Defra need better evidence in order to improve their socio-economic impact assessment for these candidate HPMAs. They are keen to understand the finer scale impacts of the proposals, particularly at the individual vessel level.
Defra want to hear from anyone who may be affected by the designations of the candidate HPMAs. They would welcome submissions on the ability or inability of the fishing fleet to be displaced and the impacts of displacement for the fleet. Any fisher affected by any of the candidate HPMAs can respond to the consultation, providing evidence of impact.
What happens next?
The Defra consultation closes on Wednesday 28 September. If the Defra socio-economic impact assessment is found to be inaccurate, then inappropriate designation decisions could be made by ministers.
A decision on which of the candidate HPMAs to designate will be made by ministers and implemented by 6 July 2023.
Find out more
Further information on the public consultation on HMPAs is available from the link below:
The Benyon Review into HPMAs is available from the link below:
You can read the advice from JNCC and NE to Defra on areas of ecological interest for HPMAs from the link below:
You can read ABPmer report on issues surrounding future spatial pressures on fisheries produced for NFFO and SFF from the link below:
You can find more information on MPAs, including an in-depth guide, from the link below:
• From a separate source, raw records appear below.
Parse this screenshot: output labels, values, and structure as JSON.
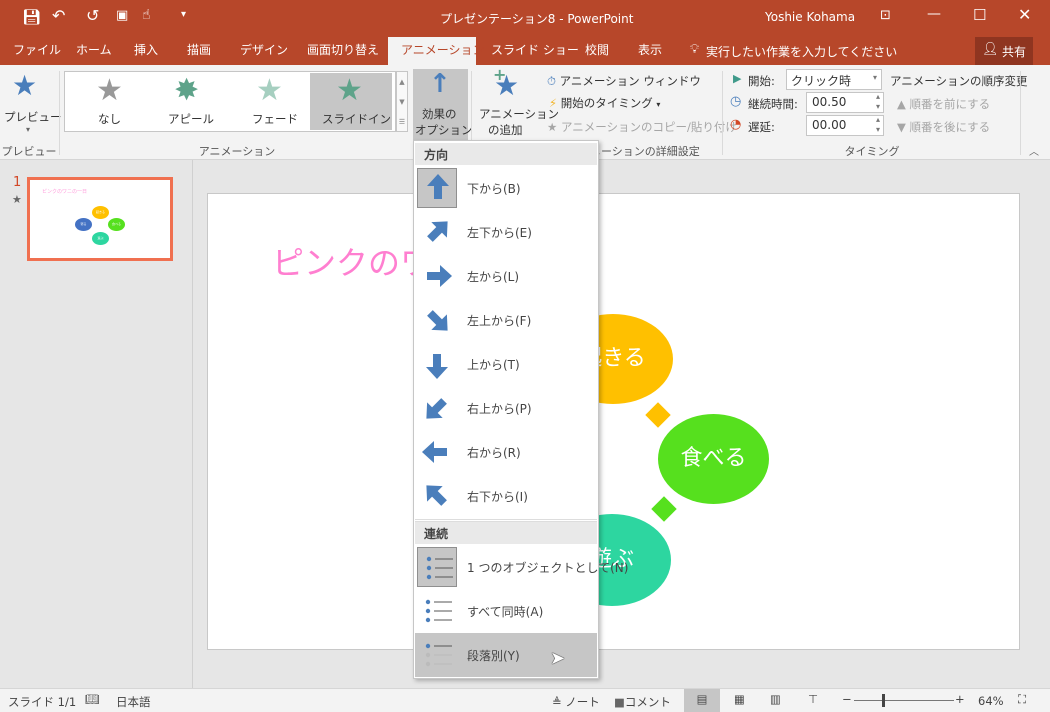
{
  "window": {
    "title": "プレゼンテーション8 - PowerPoint",
    "user": "Yoshie Kohama",
    "brand_color": "#b7472a"
  },
  "tabs": [
    "ファイル",
    "ホーム",
    "挿入",
    "描画",
    "デザイン",
    "画面切り替え",
    "アニメーション",
    "スライド ショー",
    "校閲",
    "表示"
  ],
  "tell_me": "実行したい作業を入力してください",
  "share": "共有",
  "ribbon": {
    "preview": {
      "button": "プレビュー",
      "group": "プレビュー"
    },
    "gallery": {
      "items": [
        "なし",
        "アピール",
        "フェード",
        "スライドイン"
      ],
      "selected": "スライドイン",
      "group": "アニメーション"
    },
    "effect_options": "効果の\nオプション",
    "effect_options_l1": "効果の",
    "effect_options_l2": "オプション",
    "add_animation_l1": "アニメーション",
    "add_animation_l2": "の追加",
    "animation_pane": "アニメーション ウィンドウ",
    "trigger": "開始のタイミング",
    "painter": "アニメーションのコピー/貼り付け",
    "advanced_group": "アニメーションの詳細設定",
    "timing": {
      "start_label": "開始:",
      "start_value": "クリック時",
      "duration_label": "継続時間:",
      "duration_value": "00.50",
      "delay_label": "遅延:",
      "delay_value": "00.00",
      "group": "タイミング"
    },
    "reorder": {
      "title": "アニメーションの順序変更",
      "earlier": "順番を前にする",
      "later": "順番を後にする"
    }
  },
  "thumbnail": {
    "number": "1",
    "title": "ピンクのワニの一日",
    "labels": [
      "起きる",
      "食べる",
      "遊ぶ",
      "寝る"
    ]
  },
  "slide": {
    "title": "ピンクのワニの一日",
    "shapes": [
      {
        "text": "起きる",
        "color": "#ffc000"
      },
      {
        "text": "食べる",
        "color": "#56e01e"
      },
      {
        "text": "遊ぶ",
        "color": "#2dd6a0"
      }
    ],
    "title_color": "#ff7fd0"
  },
  "menu": {
    "direction_header": "方向",
    "directions": [
      {
        "label": "下から(B)",
        "icon": "arrow-up-icon",
        "selected": true
      },
      {
        "label": "左下から(E)",
        "icon": "arrow-up-right-icon"
      },
      {
        "label": "左から(L)",
        "icon": "arrow-right-icon"
      },
      {
        "label": "左上から(F)",
        "icon": "arrow-down-right-icon"
      },
      {
        "label": "上から(T)",
        "icon": "arrow-down-icon"
      },
      {
        "label": "右上から(P)",
        "icon": "arrow-down-left-icon"
      },
      {
        "label": "右から(R)",
        "icon": "arrow-left-icon"
      },
      {
        "label": "右下から(I)",
        "icon": "arrow-up-left-icon"
      }
    ],
    "sequence_header": "連続",
    "sequences": [
      {
        "label": "1 つのオブジェクトとして(N)",
        "selected": true
      },
      {
        "label": "すべて同時(A)"
      },
      {
        "label": "段落別(Y)",
        "hovered": true
      }
    ]
  },
  "status": {
    "slide": "スライド 1/1",
    "language": "日本語",
    "notes": "ノート",
    "comments": "コメント",
    "zoom": "64%",
    "zoom_level": 64
  }
}
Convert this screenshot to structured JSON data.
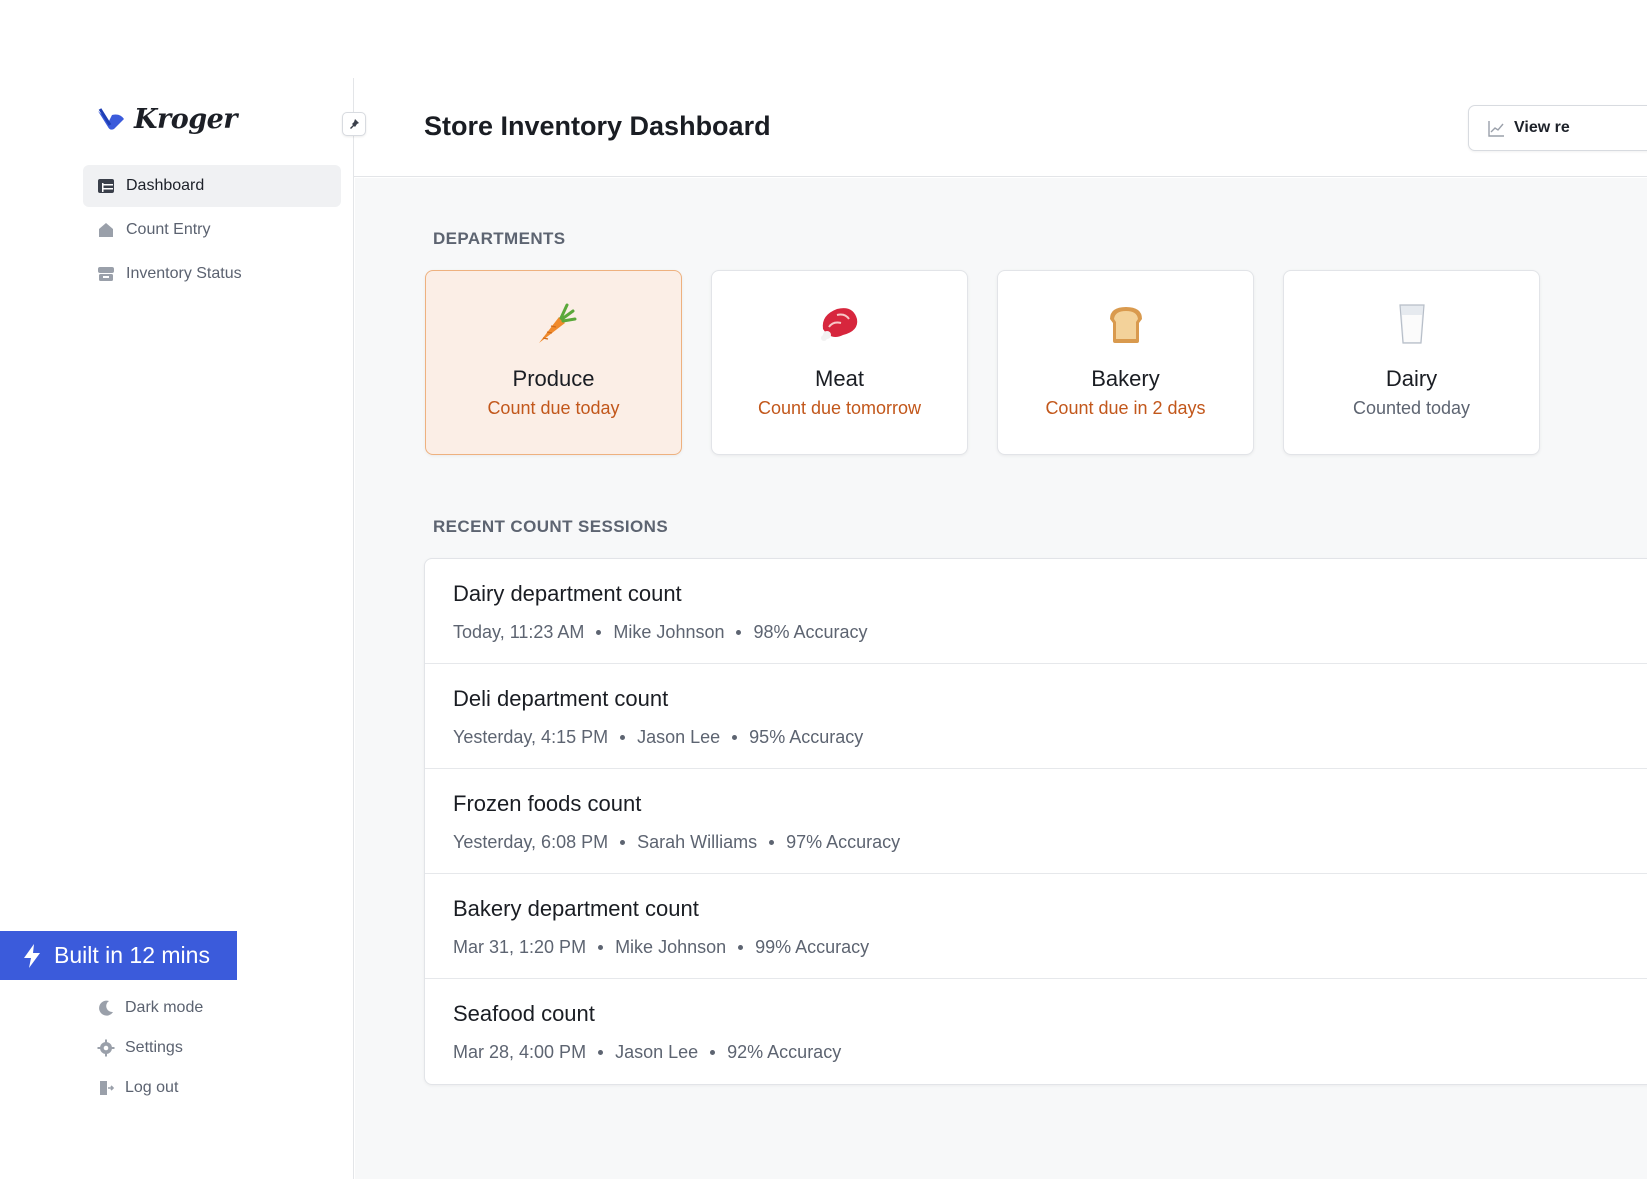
{
  "brand": {
    "name": "Kroger",
    "accent": "#3b5bdb"
  },
  "sidebar": {
    "items": [
      {
        "label": "Dashboard",
        "icon": "table-icon",
        "active": true
      },
      {
        "label": "Count Entry",
        "icon": "house-icon",
        "active": false
      },
      {
        "label": "Inventory Status",
        "icon": "store-icon",
        "active": false
      }
    ],
    "bottom_items": [
      {
        "label": "Dark mode",
        "icon": "moon-icon"
      },
      {
        "label": "Settings",
        "icon": "gear-icon"
      },
      {
        "label": "Log out",
        "icon": "logout-icon"
      }
    ],
    "badge": "Built in 12 mins"
  },
  "header": {
    "title": "Store Inventory Dashboard",
    "view_button": "View re"
  },
  "departments": {
    "label": "DEPARTMENTS",
    "cards": [
      {
        "icon": "carrot-icon",
        "name": "Produce",
        "status": "Count due today",
        "selected": true
      },
      {
        "icon": "meat-icon",
        "name": "Meat",
        "status": "Count due tomorrow",
        "selected": false
      },
      {
        "icon": "bread-icon",
        "name": "Bakery",
        "status": "Count due in 2 days",
        "selected": false
      },
      {
        "icon": "milk-icon",
        "name": "Dairy",
        "status": "Counted today",
        "selected": false
      }
    ]
  },
  "sessions": {
    "label": "RECENT COUNT SESSIONS",
    "rows": [
      {
        "title": "Dairy department count",
        "time": "Today, 11:23 AM",
        "user": "Mike Johnson",
        "accuracy": "98% Accuracy"
      },
      {
        "title": "Deli department count",
        "time": "Yesterday, 4:15 PM",
        "user": "Jason Lee",
        "accuracy": "95% Accuracy"
      },
      {
        "title": "Frozen foods count",
        "time": "Yesterday, 6:08 PM",
        "user": "Sarah Williams",
        "accuracy": "97% Accuracy"
      },
      {
        "title": "Bakery department count",
        "time": "Mar 31, 1:20 PM",
        "user": "Mike Johnson",
        "accuracy": "99% Accuracy"
      },
      {
        "title": "Seafood count",
        "time": "Mar 28, 4:00 PM",
        "user": "Jason Lee",
        "accuracy": "92% Accuracy"
      }
    ]
  }
}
If you have further queries about HPMAs or our marine regulation work, please contact me on Eunice.firstname.lastname@example.org